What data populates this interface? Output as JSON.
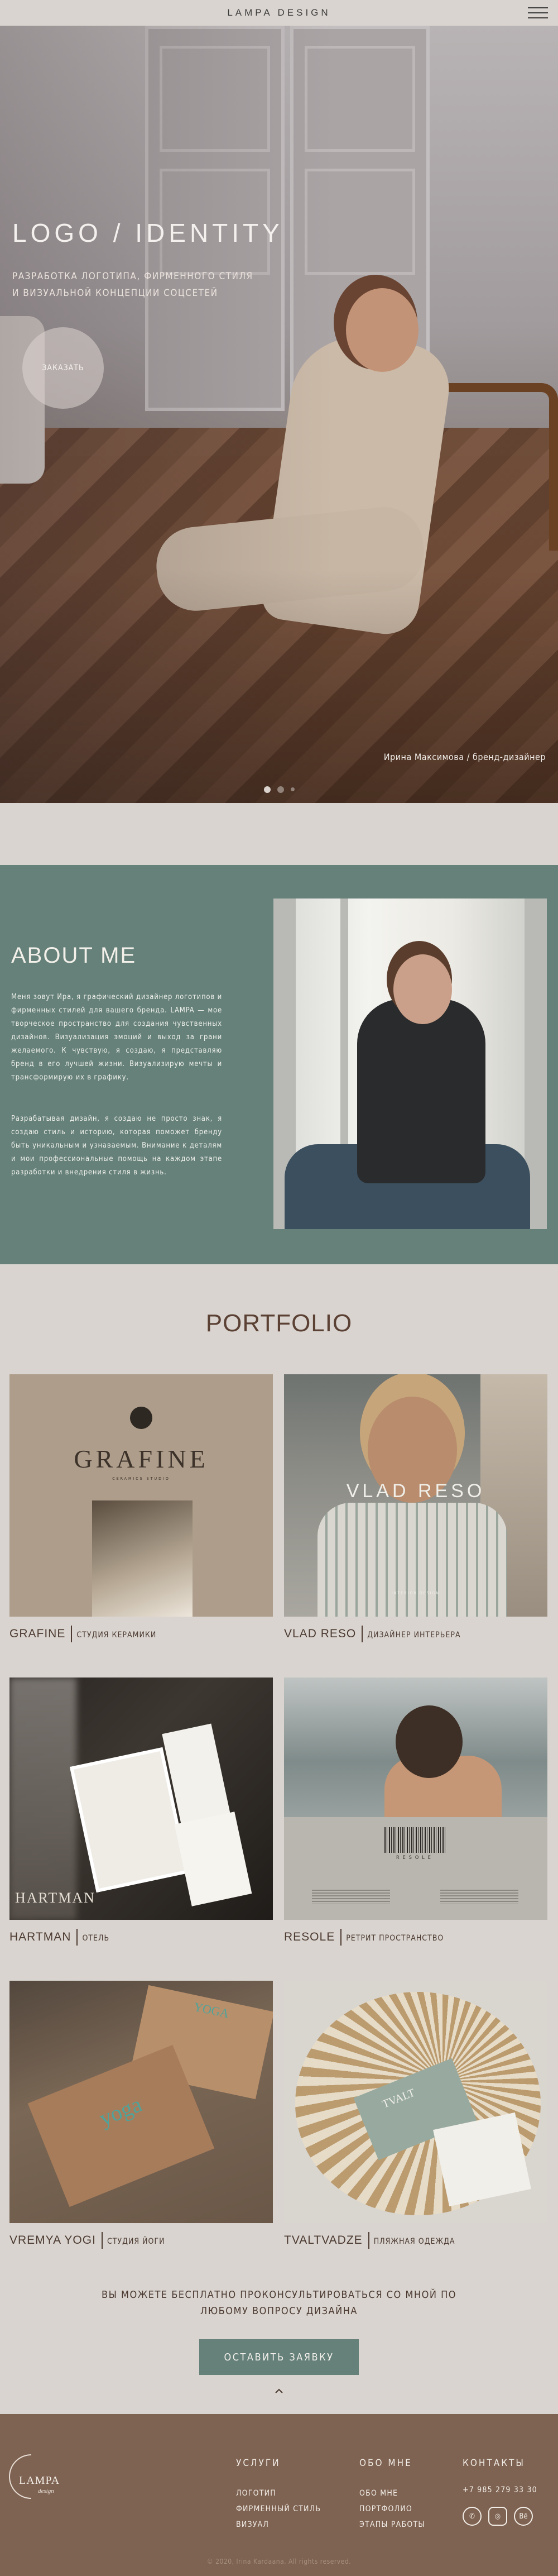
{
  "header": {
    "brand": "LAMPA DESIGN",
    "menu_icon": "burger-menu-icon"
  },
  "hero": {
    "title": "LOGO / IDENTITY",
    "subtitle_line1": "РАЗРАБОТКА ЛОГОТИПА, ФИРМЕННОГО СТИЛЯ",
    "subtitle_line2": "И ВИЗУАЛЬНОЙ КОНЦЕПЦИИ СОЦСЕТЕЙ",
    "cta": "ЗАКАЗАТЬ",
    "caption": "Ирина Максимова / бренд-дизайнер",
    "slides_total": 3,
    "slide_active": 1
  },
  "about": {
    "title": "ABOUT ME",
    "paragraph1": "Меня зовут Ира, я графический дизайнер логотипов и фирменных стилей для вашего бренда. LAMPA — мое творческое пространство для создания чувственных дизайнов. Визуализация эмоций и выход за грани желаемого. К чувствую, я создаю, я представляю бренд в его лучшей жизни. Визуализирую мечты и трансформирую их в графику.",
    "paragraph2": "Разрабатывая дизайн, я создаю не просто знак, я создаю стиль и историю, которая поможет бренду быть уникальным и узнаваемым. Внимание к деталям и мои профессиональные помощь на каждом этапе разработки и внедрения стиля в жизнь."
  },
  "portfolio": {
    "title": "PORTFOLIO",
    "items": [
      {
        "name": "GRAFINE",
        "desc": "СТУДИЯ КЕРАМИКИ",
        "img_text": "GRAFINE",
        "img_sub": "CERAMICS STUDIO"
      },
      {
        "name": "VLAD RESO",
        "desc": "ДИЗАЙНЕР ИНТЕРЬЕРА",
        "img_text": "VLAD RESO",
        "img_sub": "INTERIOR DESIGN"
      },
      {
        "name": "HARTMAN",
        "desc": "ОТЕЛЬ",
        "img_text": "HARTMAN"
      },
      {
        "name": "RESOLE",
        "desc": "РЕТРИТ ПРОСТРАНСТВО",
        "img_text": "RESOLE"
      },
      {
        "name": "VREMYA YOGI",
        "desc": "СТУДИЯ ЙОГИ",
        "img_text": "yoga",
        "img_sub": "YOGA"
      },
      {
        "name": "TVALTVADZE",
        "desc": "ПЛЯЖНАЯ ОДЕЖДА",
        "img_text": "TVALT"
      }
    ]
  },
  "consult": {
    "line1": "ВЫ МОЖЕТЕ БЕСПЛАТНО ПРОКОНСУЛЬТИРОВАТЬСЯ СО МНОЙ ПО",
    "line2": "ЛЮБОМУ ВОПРОСУ ДИЗАЙНА",
    "button": "ОСТАВИТЬ ЗАЯВКУ",
    "up_icon": "chevron-up-icon"
  },
  "footer": {
    "logo_text": "LAMPA",
    "logo_script": "design",
    "services": {
      "title": "УСЛУГИ",
      "items": [
        "ЛОГОТИП",
        "ФИРМЕННЫЙ СТИЛЬ",
        "ВИЗУАЛ"
      ]
    },
    "about": {
      "title": "ОБО МНЕ",
      "items": [
        "ОБО МНЕ",
        "ПОРТФОЛИО",
        "ЭТАПЫ РАБОТЫ"
      ]
    },
    "contacts": {
      "title": "КОНТАКТЫ",
      "phone": "+7 985 279 33 30",
      "socials": [
        "whatsapp-icon",
        "instagram-icon",
        "behance-icon"
      ]
    },
    "copyright": "© 2020, Irina Kardaana. All rights reserved."
  },
  "colors": {
    "background": "#d9d4cf",
    "accent": "#66807a",
    "footer": "#7e6352",
    "text": "#4c3a31"
  }
}
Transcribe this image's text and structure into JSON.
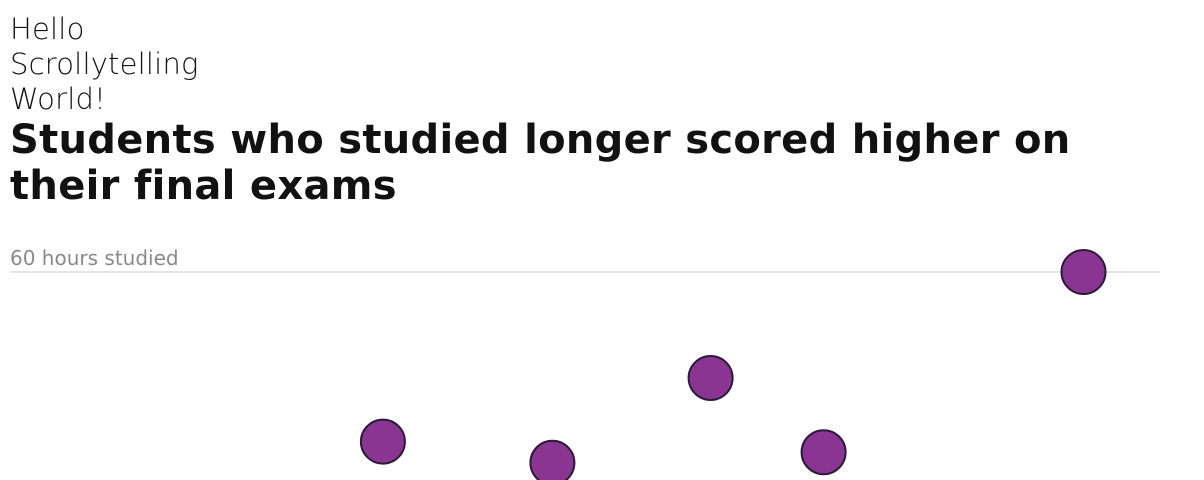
{
  "intro": {
    "line1": "Hello",
    "line2": "Scrollytelling",
    "line3": "World!"
  },
  "headline": "Students who studied longer scored higher on their final exams",
  "chart_data": {
    "type": "scatter",
    "title": "Students who studied longer scored higher on their final exams",
    "xlabel": "",
    "ylabel": "",
    "y_tick_label": "60 hours studied",
    "y_tick_value": 60,
    "ylim": [
      0,
      60
    ],
    "xlim": [
      0,
      100
    ],
    "grid": true,
    "points": [
      {
        "x": 95,
        "y": 60
      },
      {
        "x": 62,
        "y": 50
      },
      {
        "x": 33,
        "y": 44
      },
      {
        "x": 48,
        "y": 42
      },
      {
        "x": 72,
        "y": 43
      }
    ],
    "dot_color": "#8b3593"
  }
}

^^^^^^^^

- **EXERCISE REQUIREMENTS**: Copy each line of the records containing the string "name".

- **COMPLETED TASK**:
        "name": "GRAFINE",
        "name": "VLAD RESO",
        "name": "HARTMAN",
        "name": "RESOLE",
        "name": "VREMYA YOGI",
        "name": "TVALTVADZE",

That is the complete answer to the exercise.